* TASK PROMPT:
Would you please give the entries again word for word, with no images in your copy?

** Opening MATERIAL FOR THIS TASK block **

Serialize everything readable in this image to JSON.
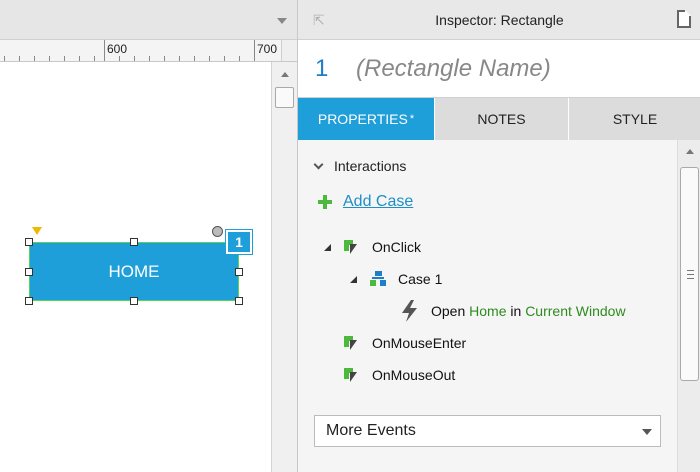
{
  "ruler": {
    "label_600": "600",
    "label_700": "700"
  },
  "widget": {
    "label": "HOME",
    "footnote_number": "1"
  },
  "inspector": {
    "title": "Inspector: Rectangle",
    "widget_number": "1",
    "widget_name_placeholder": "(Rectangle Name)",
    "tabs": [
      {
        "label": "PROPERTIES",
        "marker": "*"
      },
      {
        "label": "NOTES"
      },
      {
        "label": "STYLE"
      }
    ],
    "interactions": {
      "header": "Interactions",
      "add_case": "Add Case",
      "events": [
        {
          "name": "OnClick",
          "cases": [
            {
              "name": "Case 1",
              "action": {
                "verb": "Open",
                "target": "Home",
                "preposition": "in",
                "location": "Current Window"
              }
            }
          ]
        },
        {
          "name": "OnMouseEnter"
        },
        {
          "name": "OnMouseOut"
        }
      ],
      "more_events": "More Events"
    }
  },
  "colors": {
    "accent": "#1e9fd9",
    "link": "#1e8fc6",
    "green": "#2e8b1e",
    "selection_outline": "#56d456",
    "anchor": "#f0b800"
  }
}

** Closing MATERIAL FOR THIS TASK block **

* REPLY TO THE TASK:
Serialize everything readable in this image to JSON.
{
  "ruler": {
    "label_600": "600",
    "label_700": "700"
  },
  "widget": {
    "label": "HOME",
    "footnote_number": "1"
  },
  "inspector": {
    "title": "Inspector: Rectangle",
    "widget_number": "1",
    "widget_name_placeholder": "(Rectangle Name)",
    "tabs": [
      {
        "label": "PROPERTIES",
        "marker": "*"
      },
      {
        "label": "NOTES"
      },
      {
        "label": "STYLE"
      }
    ],
    "interactions": {
      "header": "Interactions",
      "add_case": "Add Case",
      "events": [
        {
          "name": "OnClick",
          "cases": [
            {
              "name": "Case 1",
              "action": {
                "verb": "Open",
                "target": "Home",
                "preposition": "in",
                "location": "Current Window"
              }
            }
          ]
        },
        {
          "name": "OnMouseEnter"
        },
        {
          "name": "OnMouseOut"
        }
      ],
      "more_events": "More Events"
    }
  },
  "colors": {
    "accent": "#1e9fd9",
    "link": "#1e8fc6",
    "green": "#2e8b1e",
    "selection_outline": "#56d456",
    "anchor": "#f0b800"
  }
}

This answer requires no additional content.